[Stored items]
---

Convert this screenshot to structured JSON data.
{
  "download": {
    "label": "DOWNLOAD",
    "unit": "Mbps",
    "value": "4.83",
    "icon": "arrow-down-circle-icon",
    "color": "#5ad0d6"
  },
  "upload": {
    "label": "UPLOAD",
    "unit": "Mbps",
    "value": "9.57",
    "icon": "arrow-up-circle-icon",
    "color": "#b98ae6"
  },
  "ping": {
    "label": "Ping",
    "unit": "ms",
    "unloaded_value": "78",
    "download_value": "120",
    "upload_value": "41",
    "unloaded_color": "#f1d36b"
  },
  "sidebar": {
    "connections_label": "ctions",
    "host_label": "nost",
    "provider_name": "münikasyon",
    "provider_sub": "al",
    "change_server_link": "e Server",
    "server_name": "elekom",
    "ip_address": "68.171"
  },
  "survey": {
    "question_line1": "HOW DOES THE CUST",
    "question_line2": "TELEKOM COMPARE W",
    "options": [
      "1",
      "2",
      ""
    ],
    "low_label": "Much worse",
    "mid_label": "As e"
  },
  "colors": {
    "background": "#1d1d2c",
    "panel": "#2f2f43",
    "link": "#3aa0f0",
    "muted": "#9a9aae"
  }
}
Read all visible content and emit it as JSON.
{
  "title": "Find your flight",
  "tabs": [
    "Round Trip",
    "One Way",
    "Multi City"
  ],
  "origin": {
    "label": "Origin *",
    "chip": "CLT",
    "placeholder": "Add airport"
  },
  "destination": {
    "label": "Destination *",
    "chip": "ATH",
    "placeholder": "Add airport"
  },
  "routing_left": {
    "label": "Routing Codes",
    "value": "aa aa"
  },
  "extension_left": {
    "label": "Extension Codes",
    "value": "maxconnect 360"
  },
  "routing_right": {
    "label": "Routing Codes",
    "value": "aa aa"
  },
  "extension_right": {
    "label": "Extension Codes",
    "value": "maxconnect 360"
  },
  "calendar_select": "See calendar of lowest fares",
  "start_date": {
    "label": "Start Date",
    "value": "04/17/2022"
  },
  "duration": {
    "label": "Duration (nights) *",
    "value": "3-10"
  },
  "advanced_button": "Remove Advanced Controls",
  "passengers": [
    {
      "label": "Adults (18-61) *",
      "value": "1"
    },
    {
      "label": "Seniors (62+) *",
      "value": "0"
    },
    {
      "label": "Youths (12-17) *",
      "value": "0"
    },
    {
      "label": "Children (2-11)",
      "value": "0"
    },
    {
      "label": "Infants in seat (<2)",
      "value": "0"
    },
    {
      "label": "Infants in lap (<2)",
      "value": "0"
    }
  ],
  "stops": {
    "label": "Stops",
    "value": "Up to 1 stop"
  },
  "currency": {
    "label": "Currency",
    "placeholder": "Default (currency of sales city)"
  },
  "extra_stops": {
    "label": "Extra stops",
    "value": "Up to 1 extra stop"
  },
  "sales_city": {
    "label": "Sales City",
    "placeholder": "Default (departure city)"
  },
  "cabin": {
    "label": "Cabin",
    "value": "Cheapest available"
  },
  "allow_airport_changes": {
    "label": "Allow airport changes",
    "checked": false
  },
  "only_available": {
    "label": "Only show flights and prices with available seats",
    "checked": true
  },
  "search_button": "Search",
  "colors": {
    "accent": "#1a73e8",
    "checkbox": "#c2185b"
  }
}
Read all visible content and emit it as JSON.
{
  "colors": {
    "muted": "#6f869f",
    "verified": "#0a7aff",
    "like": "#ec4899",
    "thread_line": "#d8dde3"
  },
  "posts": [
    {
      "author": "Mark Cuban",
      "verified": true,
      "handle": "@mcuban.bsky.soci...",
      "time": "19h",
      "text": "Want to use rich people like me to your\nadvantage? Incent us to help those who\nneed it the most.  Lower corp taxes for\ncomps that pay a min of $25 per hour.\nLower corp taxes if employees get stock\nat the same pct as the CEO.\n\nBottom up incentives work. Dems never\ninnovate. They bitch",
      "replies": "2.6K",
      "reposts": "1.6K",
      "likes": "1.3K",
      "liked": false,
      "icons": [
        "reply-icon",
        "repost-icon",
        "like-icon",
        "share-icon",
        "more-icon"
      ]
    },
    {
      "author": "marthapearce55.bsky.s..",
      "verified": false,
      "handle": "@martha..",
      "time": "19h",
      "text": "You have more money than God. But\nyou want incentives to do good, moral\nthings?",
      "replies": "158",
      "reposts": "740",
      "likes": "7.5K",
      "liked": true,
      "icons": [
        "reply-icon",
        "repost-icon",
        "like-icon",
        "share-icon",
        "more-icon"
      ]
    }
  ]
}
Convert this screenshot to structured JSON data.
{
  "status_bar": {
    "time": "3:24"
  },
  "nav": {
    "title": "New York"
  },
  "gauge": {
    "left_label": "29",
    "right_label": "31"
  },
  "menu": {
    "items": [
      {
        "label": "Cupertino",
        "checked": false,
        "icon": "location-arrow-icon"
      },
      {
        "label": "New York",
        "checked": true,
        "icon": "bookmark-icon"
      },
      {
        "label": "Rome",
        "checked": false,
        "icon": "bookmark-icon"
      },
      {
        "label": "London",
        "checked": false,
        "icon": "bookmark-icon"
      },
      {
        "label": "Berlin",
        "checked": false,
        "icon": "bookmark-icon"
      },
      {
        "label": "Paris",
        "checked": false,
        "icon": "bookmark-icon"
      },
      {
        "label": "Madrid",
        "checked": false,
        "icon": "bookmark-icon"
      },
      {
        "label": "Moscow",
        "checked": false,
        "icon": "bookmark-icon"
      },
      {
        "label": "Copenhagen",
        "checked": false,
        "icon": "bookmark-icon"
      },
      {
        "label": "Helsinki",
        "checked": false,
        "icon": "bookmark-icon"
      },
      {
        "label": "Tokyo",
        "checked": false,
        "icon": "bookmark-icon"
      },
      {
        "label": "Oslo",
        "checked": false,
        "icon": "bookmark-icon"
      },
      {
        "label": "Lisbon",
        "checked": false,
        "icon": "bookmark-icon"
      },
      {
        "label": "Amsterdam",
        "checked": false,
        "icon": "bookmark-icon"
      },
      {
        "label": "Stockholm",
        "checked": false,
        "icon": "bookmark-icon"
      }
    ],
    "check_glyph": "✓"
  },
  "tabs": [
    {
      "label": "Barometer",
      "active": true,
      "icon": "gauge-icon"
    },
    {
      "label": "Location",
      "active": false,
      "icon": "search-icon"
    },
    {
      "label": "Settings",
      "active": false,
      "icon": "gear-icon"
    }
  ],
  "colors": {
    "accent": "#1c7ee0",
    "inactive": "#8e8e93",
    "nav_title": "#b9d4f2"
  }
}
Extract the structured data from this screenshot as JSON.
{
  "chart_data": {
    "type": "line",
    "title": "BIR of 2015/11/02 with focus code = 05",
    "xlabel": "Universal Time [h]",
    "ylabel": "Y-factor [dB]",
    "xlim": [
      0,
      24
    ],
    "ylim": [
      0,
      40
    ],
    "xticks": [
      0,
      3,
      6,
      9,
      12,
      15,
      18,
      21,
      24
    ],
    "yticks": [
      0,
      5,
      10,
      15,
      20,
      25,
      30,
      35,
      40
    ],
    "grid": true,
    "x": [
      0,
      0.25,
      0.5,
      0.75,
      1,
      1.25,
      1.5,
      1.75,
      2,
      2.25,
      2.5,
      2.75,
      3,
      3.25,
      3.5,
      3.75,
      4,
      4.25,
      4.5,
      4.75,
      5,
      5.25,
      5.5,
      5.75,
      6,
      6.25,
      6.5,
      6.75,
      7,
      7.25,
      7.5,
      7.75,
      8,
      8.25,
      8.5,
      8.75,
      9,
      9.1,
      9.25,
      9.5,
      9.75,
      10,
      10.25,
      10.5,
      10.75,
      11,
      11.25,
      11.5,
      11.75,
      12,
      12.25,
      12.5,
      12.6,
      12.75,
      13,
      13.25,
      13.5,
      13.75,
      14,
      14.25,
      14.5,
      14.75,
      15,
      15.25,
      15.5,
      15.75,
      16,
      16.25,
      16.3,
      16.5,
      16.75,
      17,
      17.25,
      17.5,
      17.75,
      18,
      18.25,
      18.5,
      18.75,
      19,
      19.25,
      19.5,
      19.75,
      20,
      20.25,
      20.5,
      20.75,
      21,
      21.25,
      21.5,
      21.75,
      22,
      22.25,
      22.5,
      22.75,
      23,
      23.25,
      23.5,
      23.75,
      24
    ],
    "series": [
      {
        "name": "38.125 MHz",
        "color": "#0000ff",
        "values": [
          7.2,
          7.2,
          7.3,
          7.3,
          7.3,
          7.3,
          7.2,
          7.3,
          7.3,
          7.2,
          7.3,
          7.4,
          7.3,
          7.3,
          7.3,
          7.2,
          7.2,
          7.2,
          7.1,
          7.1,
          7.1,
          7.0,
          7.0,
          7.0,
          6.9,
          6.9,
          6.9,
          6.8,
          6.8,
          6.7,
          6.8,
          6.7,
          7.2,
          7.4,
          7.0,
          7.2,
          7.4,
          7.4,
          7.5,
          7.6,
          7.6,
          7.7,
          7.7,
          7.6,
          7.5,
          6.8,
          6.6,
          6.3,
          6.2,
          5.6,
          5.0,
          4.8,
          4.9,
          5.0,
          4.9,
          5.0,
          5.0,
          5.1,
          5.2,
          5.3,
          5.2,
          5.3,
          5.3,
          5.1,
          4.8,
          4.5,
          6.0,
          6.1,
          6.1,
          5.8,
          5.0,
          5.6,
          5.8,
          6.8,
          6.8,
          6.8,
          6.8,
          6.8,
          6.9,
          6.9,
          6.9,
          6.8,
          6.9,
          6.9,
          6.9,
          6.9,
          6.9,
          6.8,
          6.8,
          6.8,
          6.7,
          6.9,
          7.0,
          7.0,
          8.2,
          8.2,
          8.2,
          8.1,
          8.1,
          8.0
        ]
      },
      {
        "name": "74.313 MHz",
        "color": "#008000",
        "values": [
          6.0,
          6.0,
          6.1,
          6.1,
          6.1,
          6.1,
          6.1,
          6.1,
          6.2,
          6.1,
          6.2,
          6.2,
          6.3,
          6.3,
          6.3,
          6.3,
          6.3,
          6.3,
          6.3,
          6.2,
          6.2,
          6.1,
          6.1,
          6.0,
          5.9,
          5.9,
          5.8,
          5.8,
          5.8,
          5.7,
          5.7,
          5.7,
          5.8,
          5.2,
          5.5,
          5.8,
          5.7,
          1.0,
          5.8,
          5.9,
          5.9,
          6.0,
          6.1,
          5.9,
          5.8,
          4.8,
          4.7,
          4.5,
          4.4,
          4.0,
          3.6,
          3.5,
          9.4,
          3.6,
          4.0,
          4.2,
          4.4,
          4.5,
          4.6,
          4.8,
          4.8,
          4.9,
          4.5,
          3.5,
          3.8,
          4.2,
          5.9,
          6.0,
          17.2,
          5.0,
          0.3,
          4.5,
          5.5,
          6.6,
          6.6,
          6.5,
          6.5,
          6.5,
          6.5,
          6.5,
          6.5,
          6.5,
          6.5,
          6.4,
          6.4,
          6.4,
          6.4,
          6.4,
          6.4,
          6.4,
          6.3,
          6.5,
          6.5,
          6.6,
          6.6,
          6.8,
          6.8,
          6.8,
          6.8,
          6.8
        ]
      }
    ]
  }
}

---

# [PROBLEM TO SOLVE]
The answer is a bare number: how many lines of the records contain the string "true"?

# [TASK OUTPUT]
6